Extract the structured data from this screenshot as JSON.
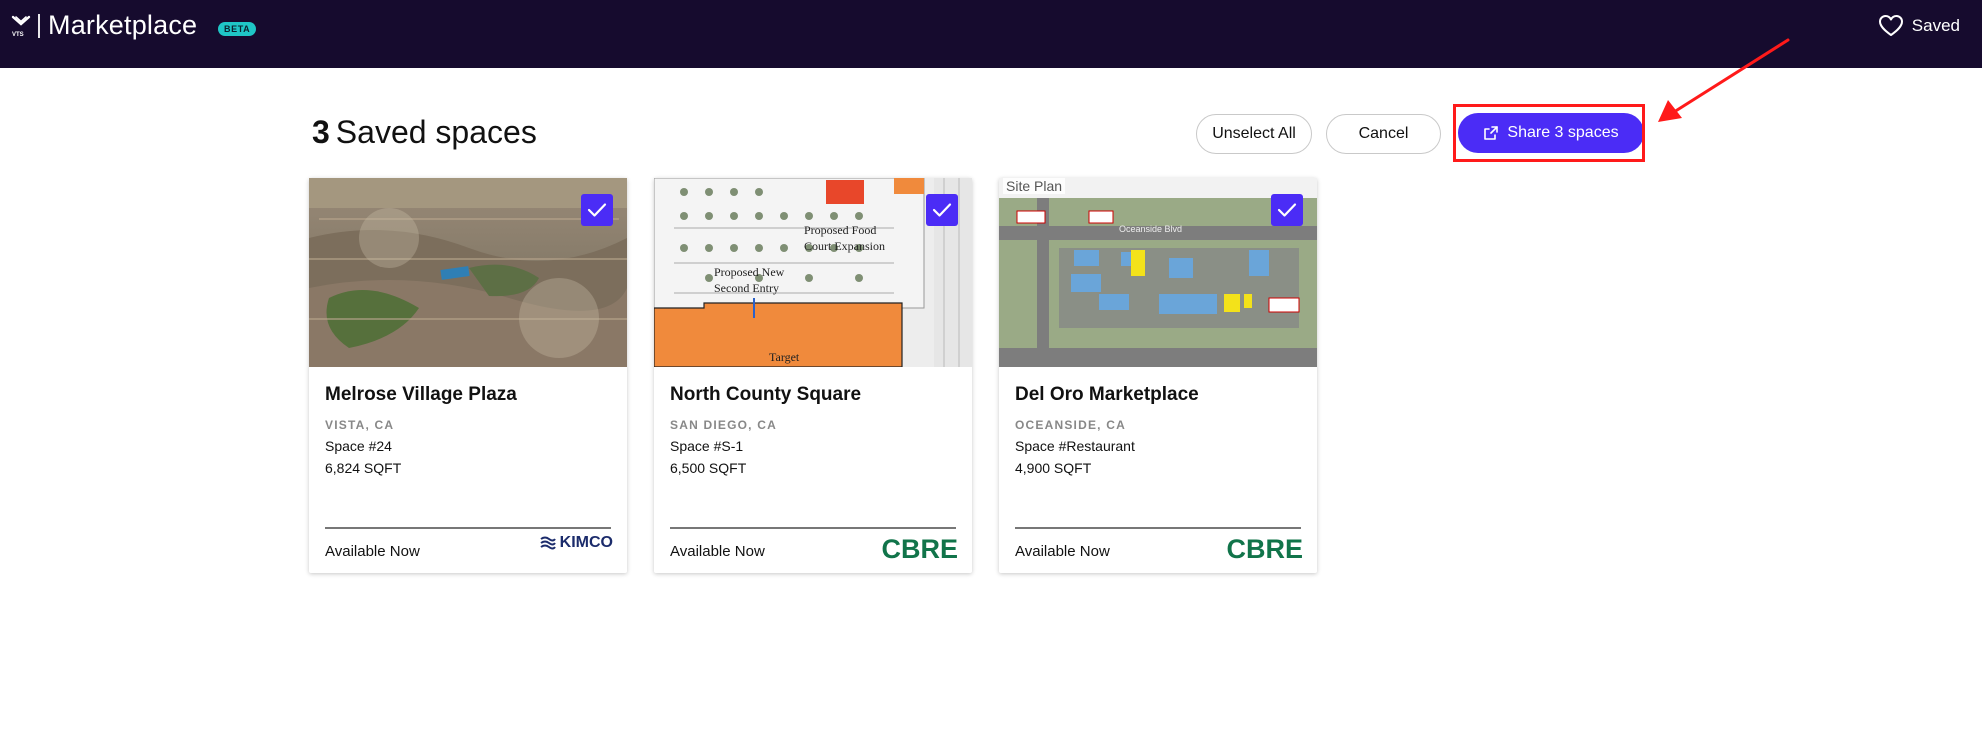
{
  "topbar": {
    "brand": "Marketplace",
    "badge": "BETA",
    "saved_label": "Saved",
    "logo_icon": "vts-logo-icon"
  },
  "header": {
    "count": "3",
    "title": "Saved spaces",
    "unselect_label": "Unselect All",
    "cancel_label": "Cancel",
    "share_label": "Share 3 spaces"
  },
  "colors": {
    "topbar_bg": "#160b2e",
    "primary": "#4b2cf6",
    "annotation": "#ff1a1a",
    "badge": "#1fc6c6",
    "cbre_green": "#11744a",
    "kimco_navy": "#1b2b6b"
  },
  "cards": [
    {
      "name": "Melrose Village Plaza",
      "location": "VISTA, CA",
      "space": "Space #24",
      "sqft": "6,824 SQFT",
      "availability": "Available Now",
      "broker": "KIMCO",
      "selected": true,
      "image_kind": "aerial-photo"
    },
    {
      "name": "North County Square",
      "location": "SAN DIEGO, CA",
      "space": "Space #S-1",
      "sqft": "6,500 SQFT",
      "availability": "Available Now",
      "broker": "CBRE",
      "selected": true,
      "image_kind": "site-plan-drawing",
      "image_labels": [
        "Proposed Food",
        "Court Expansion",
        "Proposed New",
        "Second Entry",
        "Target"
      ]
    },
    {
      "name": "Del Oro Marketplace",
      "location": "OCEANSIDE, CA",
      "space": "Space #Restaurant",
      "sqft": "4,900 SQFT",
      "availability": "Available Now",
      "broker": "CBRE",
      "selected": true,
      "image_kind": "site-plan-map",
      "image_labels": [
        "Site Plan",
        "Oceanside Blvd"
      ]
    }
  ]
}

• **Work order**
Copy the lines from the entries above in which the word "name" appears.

• **Your solution**
      "name": "Melrose Village Plaza",
      "name": "North County Square",
      "name": "Del Oro Marketplace",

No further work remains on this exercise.